The servants knew where the wine came from, but the “important people” at the feast did not. When a person serves Jesus, he learns His secret (Amos 3:7). We are Jesus’ servants and His friends (3:29; 15:15) and He tells us what He is doing. It is better to be a humble servant of Jesus and share in His miracles than to sit at the head table of a great feast. We should use every opportunity to serve Jesus “in season and out of season.” Jesus brought glory to God at a wedding feast.

Conclusion
This lesson has thrown more light on the historical import of John 1:1-11 bringing our Israel’s timely need for Jesus’ gracious work. Doctrinally, this first miracle of John’s gospel has proved the uniqueness of Jesus as the Messiah. Practically, the study has drawn our attention to the need for obedience to Jesus. The study, therefore, confirms the purpose of John’s gospel that Jesus shows people what God is like.

Questions
1. How does the statement, “They filled them to the brim,” relates to the abundance of Jesus’ gracious work?
2. How do the water and wine symbolize the Word and Salvation respectfully?
3. Identify any spiritually thirsty crowd around you and show how you can invite them to Jesus for their salvation and satisfaction?

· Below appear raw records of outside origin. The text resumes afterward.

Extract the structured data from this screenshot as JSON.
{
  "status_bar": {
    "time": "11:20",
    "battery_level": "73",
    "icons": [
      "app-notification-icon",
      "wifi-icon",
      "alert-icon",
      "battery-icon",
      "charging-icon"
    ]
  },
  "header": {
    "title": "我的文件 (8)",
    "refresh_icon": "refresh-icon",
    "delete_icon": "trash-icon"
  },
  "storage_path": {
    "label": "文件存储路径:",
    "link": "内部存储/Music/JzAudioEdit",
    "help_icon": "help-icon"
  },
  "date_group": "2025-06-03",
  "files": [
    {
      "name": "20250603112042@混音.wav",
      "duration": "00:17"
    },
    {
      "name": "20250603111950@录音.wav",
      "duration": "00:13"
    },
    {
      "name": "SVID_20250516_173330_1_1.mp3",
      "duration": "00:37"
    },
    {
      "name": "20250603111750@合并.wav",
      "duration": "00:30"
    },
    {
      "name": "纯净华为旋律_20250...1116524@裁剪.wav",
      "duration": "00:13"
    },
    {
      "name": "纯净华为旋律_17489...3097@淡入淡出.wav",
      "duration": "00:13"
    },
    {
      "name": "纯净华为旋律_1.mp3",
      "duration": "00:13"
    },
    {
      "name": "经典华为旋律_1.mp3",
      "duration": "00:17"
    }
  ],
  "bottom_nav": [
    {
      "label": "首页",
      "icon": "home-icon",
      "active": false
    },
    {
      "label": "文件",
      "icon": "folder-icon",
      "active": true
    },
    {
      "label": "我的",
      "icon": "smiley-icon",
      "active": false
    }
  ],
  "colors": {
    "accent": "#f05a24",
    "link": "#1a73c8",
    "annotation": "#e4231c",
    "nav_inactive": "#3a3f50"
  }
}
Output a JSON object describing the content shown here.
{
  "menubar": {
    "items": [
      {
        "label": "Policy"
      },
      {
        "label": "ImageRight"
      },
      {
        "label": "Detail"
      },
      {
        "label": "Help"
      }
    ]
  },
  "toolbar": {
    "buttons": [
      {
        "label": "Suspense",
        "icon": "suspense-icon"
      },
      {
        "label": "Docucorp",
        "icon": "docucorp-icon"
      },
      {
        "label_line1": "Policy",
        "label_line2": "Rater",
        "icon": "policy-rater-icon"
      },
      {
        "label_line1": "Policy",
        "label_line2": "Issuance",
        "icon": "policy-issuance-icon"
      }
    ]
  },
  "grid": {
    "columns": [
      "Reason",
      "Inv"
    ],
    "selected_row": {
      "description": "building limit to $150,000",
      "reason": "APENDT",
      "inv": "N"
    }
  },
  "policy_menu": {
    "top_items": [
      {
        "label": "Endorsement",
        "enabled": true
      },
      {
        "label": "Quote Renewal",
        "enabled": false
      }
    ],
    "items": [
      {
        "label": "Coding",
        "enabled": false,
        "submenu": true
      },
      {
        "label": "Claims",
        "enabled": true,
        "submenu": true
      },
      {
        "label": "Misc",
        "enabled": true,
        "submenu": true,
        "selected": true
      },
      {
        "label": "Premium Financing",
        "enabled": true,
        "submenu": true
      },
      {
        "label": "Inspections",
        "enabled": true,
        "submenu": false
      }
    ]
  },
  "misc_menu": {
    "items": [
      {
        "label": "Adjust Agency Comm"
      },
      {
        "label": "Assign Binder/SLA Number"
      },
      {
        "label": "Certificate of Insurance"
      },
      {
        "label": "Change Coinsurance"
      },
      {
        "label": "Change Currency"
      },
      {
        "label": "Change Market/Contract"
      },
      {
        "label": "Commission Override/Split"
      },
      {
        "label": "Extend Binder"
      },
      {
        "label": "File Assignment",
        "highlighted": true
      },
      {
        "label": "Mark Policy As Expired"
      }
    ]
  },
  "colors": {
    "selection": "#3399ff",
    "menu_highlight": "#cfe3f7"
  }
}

4. With reference to John 2:5, what does it mean to “do whatever Jesus tells you?”